**What you are asked to do**
When a line of the records contains "百万欧元", copy it.

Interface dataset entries
++++++++++

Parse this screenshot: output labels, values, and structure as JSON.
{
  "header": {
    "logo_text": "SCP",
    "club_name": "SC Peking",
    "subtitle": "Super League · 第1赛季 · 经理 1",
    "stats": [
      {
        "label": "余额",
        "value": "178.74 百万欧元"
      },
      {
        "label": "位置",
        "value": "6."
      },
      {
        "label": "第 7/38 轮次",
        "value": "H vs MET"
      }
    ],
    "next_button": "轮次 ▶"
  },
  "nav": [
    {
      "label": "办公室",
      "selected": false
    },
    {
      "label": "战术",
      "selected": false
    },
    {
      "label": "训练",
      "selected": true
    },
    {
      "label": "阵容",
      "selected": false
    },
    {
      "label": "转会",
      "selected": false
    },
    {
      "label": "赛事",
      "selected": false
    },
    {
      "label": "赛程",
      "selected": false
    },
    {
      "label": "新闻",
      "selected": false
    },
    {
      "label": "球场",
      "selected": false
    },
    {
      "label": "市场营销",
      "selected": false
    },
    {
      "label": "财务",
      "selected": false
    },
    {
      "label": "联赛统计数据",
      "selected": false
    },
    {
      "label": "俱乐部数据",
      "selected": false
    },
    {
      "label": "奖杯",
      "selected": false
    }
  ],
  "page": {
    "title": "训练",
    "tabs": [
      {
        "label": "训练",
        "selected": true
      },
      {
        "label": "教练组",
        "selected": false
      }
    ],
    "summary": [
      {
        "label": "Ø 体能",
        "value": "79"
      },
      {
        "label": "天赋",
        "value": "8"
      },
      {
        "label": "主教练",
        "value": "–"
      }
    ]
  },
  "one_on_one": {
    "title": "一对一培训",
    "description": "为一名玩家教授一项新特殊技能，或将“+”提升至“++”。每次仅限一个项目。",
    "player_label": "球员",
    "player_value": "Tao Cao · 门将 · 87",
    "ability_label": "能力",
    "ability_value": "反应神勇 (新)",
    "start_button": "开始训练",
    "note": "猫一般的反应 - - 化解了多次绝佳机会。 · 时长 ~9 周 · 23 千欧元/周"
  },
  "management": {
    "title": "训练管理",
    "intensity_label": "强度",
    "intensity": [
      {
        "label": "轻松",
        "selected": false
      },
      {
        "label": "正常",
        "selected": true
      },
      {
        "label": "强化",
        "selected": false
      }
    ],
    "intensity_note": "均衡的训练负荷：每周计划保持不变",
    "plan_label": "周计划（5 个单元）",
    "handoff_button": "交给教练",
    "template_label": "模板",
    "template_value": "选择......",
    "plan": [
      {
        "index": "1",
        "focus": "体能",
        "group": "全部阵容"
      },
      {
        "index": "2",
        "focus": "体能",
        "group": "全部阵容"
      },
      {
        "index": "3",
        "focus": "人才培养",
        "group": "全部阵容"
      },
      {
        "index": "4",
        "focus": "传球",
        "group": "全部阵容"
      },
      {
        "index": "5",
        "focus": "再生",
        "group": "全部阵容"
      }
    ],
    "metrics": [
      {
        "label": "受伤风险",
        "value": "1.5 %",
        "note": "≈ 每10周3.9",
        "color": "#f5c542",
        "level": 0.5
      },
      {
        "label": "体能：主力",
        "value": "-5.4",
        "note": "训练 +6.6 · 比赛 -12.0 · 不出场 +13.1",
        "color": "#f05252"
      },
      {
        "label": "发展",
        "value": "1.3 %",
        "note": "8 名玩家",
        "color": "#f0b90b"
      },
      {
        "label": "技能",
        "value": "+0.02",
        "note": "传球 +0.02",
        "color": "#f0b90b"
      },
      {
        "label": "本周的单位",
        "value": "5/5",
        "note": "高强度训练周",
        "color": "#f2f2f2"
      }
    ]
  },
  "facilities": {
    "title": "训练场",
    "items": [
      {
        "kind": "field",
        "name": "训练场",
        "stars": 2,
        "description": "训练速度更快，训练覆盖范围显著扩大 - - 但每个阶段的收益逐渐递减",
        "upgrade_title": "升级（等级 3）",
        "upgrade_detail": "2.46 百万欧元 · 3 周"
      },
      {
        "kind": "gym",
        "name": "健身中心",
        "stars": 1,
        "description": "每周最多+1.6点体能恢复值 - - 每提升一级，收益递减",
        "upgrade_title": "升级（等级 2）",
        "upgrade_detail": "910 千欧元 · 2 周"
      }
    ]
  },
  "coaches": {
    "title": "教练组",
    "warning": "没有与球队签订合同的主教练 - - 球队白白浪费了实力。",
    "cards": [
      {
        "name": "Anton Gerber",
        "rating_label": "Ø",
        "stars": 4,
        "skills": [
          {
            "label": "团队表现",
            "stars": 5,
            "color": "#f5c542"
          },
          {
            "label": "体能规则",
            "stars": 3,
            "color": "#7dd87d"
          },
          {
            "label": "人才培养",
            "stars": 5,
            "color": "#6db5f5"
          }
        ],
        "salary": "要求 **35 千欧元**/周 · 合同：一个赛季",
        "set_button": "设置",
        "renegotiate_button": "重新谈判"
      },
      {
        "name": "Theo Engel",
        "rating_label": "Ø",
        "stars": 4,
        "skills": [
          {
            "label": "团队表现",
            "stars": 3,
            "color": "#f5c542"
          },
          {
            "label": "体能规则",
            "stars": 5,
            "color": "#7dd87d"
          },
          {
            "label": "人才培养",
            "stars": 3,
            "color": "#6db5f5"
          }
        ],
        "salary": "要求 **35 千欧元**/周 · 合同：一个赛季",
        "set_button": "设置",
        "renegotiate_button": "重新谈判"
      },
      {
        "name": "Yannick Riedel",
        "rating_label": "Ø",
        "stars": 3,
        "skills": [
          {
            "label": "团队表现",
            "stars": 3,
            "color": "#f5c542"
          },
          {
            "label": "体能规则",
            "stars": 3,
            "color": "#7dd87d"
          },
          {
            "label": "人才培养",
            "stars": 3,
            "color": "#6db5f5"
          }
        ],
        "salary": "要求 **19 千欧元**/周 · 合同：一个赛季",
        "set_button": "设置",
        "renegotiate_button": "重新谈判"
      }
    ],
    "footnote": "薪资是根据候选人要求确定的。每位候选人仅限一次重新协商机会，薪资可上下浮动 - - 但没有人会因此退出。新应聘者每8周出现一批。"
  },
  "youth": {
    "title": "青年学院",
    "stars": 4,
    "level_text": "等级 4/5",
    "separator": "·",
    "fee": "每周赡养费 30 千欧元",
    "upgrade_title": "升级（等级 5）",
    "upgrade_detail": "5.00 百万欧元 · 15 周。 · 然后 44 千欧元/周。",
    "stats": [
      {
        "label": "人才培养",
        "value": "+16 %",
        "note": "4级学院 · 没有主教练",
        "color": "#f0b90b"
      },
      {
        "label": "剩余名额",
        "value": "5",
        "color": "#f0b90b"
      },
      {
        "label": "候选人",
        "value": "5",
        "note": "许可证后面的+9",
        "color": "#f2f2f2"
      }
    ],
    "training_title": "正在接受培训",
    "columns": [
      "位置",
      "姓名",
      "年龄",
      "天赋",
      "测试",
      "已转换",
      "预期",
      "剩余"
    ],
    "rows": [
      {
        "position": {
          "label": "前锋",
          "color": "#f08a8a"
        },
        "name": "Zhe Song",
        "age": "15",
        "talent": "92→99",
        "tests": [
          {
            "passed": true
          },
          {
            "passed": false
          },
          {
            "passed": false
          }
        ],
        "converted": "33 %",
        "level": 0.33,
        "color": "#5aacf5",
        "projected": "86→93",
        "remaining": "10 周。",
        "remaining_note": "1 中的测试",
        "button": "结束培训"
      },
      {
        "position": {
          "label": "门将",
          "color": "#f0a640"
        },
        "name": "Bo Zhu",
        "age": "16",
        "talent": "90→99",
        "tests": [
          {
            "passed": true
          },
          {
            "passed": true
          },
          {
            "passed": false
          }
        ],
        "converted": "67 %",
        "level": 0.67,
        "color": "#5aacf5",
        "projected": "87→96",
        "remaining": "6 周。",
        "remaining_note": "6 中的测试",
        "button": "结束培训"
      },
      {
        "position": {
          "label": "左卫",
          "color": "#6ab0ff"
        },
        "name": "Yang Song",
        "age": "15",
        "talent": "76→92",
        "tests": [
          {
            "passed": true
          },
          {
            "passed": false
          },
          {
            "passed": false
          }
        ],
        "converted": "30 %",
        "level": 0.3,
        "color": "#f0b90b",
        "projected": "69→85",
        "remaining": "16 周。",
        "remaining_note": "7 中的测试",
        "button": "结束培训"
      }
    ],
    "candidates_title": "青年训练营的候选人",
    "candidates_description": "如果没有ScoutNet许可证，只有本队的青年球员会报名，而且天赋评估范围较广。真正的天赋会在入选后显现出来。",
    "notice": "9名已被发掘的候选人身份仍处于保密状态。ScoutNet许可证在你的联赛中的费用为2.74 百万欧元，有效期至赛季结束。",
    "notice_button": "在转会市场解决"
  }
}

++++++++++

**Solution for this task**
        "value": "178.74 百万欧元"
        "upgrade_detail": "2.46 百万欧元 · 3 周"
    "upgrade_detail": "5.00 百万欧元 · 15 周。 · 然后 44 千欧元/周。",
    "notice": "9名已被发掘的候选人身份仍处于保密状态。ScoutNet许可证在你的联赛中的费用为2.74 百万欧元，有效期至赛季结束。",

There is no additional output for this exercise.